I had been up on the bridge for a while when my phone rang. It was Joey, sitting in the car. "You know, you can come down," he said. I explained that I was trying to get some good shots of a slow-moving boat and I would be down when the boat was gone.

Lucky for me, Joey called when the Hoosier State was at a bad spot for shooting. Near the bridge is a utility line of some sort that crosses the river below the sidewalk level. It can get in the way of some decent shots.

As I was waiting for the Hoosier State to get closer, the Drema G. Woods exited the Kanawha to my right, so I got this shot.

The Hoosier State is 48 feet wide, and its hull goes nine to nine and a half feet deep in the water. So, it has to push some water out of the way when it moves, creating these waves.

The design of the Hoosier State's pilothouse has a big window in front of the guy doing the steering,and there's a gap in the center console, allowing him a pretty good view of the front of the boat below him.

But where is he supposed to put his feet when he wants to lean back and take it easy for a few seconds?

As the Hoosier State got closer, it came out of shadow and into the golden sunlight, as you can see in these two pictures.

I saw Joe on the boat as it neared the bridge, and as it went under he shouted up to me that the new AEP boat Mike Weisend was on its way down and should be there in 30 minutes.

We shouted some stuff back and forth before the boat went under the bridge. The last shot I got was of this deckhand.

Down at the car, I bribed Joey with the promise of his favorite sandwich from Subway if he wouldn't complain about my going up the river a few miles to look for the Weisend. He agreed. We went up as far as Cheshire, but we didn't see it. On the way up, we passed the Kyger Creek and Gavin power plants. I told him some about the pollution equipment on them and of how coal-fired plants still leave a lot of stuff behind in the form of coal ash and scrubber sludge that has to be disposed of.

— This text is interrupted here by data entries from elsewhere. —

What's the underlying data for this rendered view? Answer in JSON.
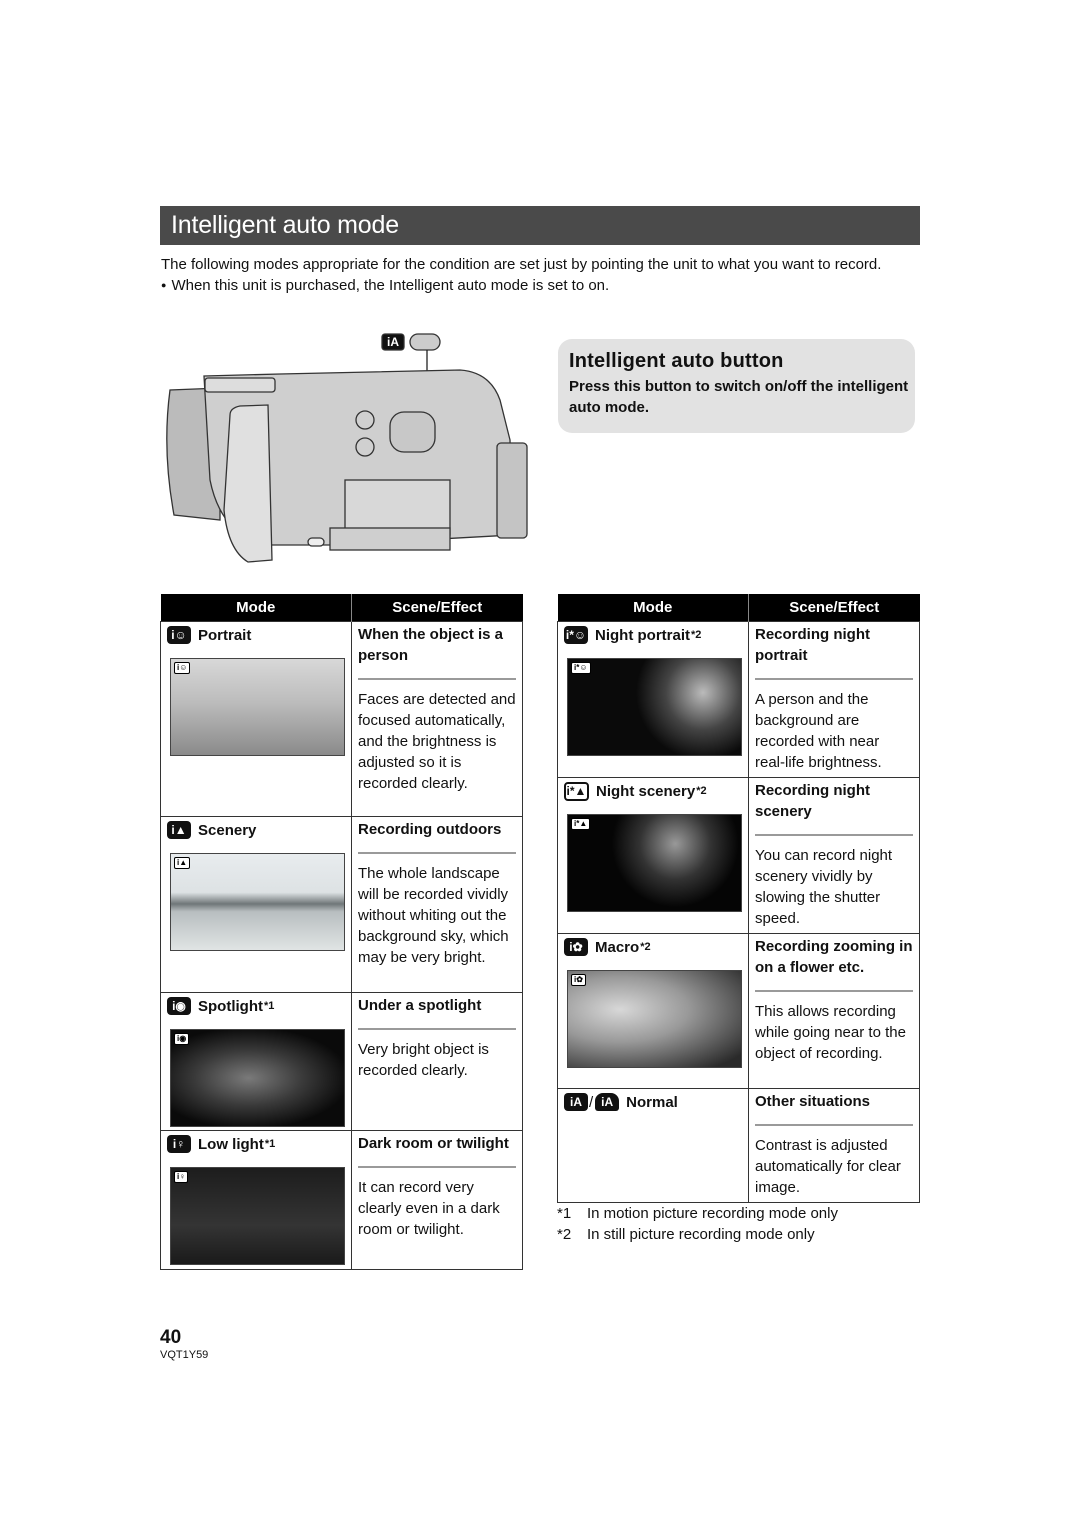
{
  "section": {
    "title": "Intelligent auto mode",
    "intro": "The following modes appropriate for the condition are set just by pointing the unit to what you want to record.",
    "note": "When this unit is purchased, the Intelligent auto mode is set to on."
  },
  "illustration": {
    "button_icon_label": "iA",
    "description": "Camcorder side view with Intelligent auto button indicated"
  },
  "callout": {
    "title": "Intelligent auto button",
    "text": "Press this button to switch on/off the intelligent auto mode."
  },
  "table_headers": {
    "mode": "Mode",
    "scene": "Scene/Effect"
  },
  "left_table": [
    {
      "icon": "portrait-icon",
      "icon_text": "i☺",
      "name": "Portrait",
      "footnote": "",
      "photo_tag": "i☺",
      "photo": "portrait",
      "scene": "When the object is a person",
      "desc": "Faces are detected and focused automatically, and the brightness is adjusted so it is recorded clearly."
    },
    {
      "icon": "scenery-icon",
      "icon_text": "i▲",
      "name": "Scenery",
      "footnote": "",
      "photo_tag": "i▲",
      "photo": "scenery",
      "scene": "Recording outdoors",
      "desc": "The whole landscape will be recorded vividly without whiting out the background sky, which may be very bright."
    },
    {
      "icon": "spotlight-icon",
      "icon_text": "i◉",
      "name": "Spotlight",
      "footnote": "*1",
      "photo_tag": "i◉",
      "photo": "spotlight",
      "scene": "Under a spotlight",
      "desc": "Very bright object is recorded clearly."
    },
    {
      "icon": "low-light-icon",
      "icon_text": "i♀",
      "name": "Low light",
      "footnote": "*1",
      "photo_tag": "i♀",
      "photo": "lowlight",
      "scene": "Dark room or twilight",
      "desc": "It can record very clearly even in a dark room or twilight."
    }
  ],
  "right_table": [
    {
      "icon": "night-portrait-icon",
      "icon_text": "i*☺",
      "name": "Night portrait",
      "footnote": "*2",
      "photo_tag": "i*☺",
      "photo": "nightportrait",
      "scene": "Recording night portrait",
      "desc": "A person and the background are recorded with near real-life brightness."
    },
    {
      "icon": "night-scenery-icon",
      "icon_text": "i*▲",
      "name": "Night scenery",
      "footnote": "*2",
      "photo_tag": "i*▲",
      "photo": "nightscenery",
      "scene": "Recording night scenery",
      "desc": "You can record night scenery vividly by slowing the shutter speed."
    },
    {
      "icon": "macro-icon",
      "icon_text": "i✿",
      "name": "Macro",
      "footnote": "*2",
      "photo_tag": "i✿",
      "photo": "macro",
      "scene": "Recording zooming in on a flower etc.",
      "desc": "This allows recording while going near to the object of recording."
    },
    {
      "icon": "normal-icon",
      "icon_text": "iA",
      "icon_text_2": "iA",
      "separator": "/",
      "name": "Normal",
      "footnote": "",
      "scene": "Other situations",
      "desc": "Contrast is adjusted automatically for clear image."
    }
  ],
  "footnotes": [
    {
      "mark": "*1",
      "text": "In motion picture recording mode only"
    },
    {
      "mark": "*2",
      "text": "In still picture recording mode only"
    }
  ],
  "page": {
    "number": "40",
    "code": "VQT1Y59"
  }
}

Joey got his sandwich, and I got home to work on editing the pictures. During a Facebook conversation with Joe Kincaid, I was told that some guys on the boat heard sires of emergency vehicles crossing the bridge, and they thought I was as a jumper. I told them the sirens came from a police car and a firetruck escorting a pickup full of cheerleaders. And it's not like I haven't been mistaken for a jumper before.

So that was my excitement for the evening. My one regret is that after the Hoosier Stat exited the Kanawha and as I was crossing the Silver Memorial Bridge, I could have gotten a good shot of the Hoosier State lightboat with Point Pleasant in the background. But the light was fading, my camera was in its bag and I didn't want to take the time to slow down on the bridge, as the traffic that was a quarter of a mile behind me might not notice the slow speed I would have to be going.

Perhaps someday the opportunity will present itself  again.